--- WORKING DATA ---

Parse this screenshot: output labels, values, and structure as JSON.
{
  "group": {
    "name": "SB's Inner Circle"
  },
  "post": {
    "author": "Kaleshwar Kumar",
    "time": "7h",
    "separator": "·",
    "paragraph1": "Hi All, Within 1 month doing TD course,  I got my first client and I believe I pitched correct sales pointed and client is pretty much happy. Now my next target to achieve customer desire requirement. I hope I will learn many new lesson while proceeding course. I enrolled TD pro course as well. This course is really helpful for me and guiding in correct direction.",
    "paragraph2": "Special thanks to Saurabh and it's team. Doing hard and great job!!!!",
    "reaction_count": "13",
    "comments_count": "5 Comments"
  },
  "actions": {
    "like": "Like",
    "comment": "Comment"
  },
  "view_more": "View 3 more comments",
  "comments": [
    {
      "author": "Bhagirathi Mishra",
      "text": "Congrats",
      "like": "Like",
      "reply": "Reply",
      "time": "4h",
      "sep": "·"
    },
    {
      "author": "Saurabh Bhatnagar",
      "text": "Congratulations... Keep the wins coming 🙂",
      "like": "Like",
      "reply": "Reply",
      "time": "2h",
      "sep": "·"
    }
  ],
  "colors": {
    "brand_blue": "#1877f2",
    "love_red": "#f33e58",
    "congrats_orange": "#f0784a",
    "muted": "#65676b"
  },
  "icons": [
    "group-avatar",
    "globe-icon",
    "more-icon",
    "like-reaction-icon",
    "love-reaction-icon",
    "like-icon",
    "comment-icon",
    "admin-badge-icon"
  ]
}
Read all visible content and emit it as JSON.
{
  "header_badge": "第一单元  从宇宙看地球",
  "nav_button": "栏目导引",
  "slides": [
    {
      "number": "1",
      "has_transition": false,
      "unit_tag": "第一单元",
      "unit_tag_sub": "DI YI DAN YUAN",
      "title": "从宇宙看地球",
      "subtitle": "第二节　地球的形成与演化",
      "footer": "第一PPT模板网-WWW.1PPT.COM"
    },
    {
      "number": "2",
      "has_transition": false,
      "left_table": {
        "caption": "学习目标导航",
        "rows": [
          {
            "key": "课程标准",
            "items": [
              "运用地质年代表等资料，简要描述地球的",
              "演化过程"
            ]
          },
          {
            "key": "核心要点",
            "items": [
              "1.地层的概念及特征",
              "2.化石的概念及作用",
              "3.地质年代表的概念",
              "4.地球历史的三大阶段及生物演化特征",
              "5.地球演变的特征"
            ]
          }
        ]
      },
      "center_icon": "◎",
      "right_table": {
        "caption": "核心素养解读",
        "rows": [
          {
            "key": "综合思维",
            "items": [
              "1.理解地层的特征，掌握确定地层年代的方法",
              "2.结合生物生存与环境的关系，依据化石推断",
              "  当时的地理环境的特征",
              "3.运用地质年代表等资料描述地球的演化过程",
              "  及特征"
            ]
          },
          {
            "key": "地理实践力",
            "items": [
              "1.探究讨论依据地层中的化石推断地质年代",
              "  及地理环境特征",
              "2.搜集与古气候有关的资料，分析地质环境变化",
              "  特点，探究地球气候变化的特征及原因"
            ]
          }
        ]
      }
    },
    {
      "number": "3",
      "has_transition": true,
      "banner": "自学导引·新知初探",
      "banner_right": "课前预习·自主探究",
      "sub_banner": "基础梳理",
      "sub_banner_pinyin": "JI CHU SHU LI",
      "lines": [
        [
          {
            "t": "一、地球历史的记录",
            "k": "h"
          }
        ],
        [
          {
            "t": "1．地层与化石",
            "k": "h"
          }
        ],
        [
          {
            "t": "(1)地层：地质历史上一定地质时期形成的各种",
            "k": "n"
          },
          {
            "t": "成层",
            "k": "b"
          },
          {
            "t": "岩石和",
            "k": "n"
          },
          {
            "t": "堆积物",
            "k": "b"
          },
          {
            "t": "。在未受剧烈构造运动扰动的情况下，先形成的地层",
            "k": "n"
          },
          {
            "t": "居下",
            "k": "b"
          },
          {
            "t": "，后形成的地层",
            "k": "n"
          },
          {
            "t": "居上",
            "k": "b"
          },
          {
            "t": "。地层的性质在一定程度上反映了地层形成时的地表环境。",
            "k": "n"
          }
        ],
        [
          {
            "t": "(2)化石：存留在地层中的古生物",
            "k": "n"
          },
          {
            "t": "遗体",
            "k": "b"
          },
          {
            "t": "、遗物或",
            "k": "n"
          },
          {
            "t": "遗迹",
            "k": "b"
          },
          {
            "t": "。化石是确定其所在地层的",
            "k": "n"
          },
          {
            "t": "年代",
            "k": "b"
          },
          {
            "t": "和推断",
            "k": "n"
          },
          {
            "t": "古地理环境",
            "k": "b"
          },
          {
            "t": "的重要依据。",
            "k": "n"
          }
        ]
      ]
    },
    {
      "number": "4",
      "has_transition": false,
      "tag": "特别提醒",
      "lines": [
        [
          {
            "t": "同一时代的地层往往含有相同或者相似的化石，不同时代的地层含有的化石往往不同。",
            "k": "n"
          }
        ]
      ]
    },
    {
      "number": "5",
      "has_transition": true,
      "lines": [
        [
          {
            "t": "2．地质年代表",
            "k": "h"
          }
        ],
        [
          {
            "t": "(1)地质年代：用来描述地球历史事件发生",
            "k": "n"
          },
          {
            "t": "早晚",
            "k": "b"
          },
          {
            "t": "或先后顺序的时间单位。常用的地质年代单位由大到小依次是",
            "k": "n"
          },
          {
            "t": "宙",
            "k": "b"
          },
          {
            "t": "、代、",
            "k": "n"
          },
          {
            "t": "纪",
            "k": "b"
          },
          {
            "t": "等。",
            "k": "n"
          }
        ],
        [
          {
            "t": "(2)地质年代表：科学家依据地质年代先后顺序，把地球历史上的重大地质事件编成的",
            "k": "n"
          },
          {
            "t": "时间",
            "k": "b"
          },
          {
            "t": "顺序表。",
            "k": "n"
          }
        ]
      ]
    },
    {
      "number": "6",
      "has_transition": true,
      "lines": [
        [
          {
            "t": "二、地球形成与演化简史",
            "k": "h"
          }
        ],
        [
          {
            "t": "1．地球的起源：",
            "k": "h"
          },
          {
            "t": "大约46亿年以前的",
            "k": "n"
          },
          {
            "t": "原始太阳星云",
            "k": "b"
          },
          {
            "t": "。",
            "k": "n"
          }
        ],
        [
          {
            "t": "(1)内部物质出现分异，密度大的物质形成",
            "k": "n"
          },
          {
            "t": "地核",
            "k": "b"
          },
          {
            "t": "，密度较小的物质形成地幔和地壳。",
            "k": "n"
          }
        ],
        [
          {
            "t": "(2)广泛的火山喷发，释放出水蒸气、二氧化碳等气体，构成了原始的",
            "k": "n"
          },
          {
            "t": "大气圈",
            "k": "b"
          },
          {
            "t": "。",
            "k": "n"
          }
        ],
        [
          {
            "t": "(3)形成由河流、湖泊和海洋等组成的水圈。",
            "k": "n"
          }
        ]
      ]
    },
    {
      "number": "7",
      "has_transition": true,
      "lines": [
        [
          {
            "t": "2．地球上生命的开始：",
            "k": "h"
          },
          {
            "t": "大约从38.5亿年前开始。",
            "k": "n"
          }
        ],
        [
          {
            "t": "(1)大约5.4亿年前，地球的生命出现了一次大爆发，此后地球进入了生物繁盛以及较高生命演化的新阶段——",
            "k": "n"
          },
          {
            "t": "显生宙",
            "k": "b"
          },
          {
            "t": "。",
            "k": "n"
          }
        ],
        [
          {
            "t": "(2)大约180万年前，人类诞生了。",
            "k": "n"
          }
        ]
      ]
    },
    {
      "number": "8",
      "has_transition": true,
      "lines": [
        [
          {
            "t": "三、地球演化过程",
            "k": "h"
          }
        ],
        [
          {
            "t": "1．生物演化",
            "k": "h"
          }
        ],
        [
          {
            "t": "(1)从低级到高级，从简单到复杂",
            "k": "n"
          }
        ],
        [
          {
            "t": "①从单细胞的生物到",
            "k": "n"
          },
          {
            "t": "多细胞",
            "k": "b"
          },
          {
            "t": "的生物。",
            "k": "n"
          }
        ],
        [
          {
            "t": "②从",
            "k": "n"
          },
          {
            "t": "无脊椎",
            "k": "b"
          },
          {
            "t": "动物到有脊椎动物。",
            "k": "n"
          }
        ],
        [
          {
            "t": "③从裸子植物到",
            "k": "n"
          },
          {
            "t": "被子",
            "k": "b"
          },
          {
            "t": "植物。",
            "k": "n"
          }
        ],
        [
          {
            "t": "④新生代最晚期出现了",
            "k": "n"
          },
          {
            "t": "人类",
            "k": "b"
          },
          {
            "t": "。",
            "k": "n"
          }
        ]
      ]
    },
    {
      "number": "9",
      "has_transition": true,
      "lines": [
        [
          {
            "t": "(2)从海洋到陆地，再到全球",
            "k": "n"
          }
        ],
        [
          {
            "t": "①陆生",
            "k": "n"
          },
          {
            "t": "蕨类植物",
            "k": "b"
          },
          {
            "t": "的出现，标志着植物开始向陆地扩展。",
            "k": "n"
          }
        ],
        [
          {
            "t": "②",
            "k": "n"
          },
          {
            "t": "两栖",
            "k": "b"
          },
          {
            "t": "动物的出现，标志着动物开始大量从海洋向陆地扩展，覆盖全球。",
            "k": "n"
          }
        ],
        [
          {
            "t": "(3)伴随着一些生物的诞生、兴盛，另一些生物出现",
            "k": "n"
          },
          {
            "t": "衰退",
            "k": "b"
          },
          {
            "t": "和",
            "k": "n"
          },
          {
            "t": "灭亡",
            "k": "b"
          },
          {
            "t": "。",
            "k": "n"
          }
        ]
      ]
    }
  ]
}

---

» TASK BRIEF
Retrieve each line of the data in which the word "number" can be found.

» PROBLEM SOLUTION
      "number": "1",
      "number": "2",
      "number": "3",
      "number": "4",
      "number": "5",
      "number": "6",
      "number": "7",
      "number": "8",
      "number": "9",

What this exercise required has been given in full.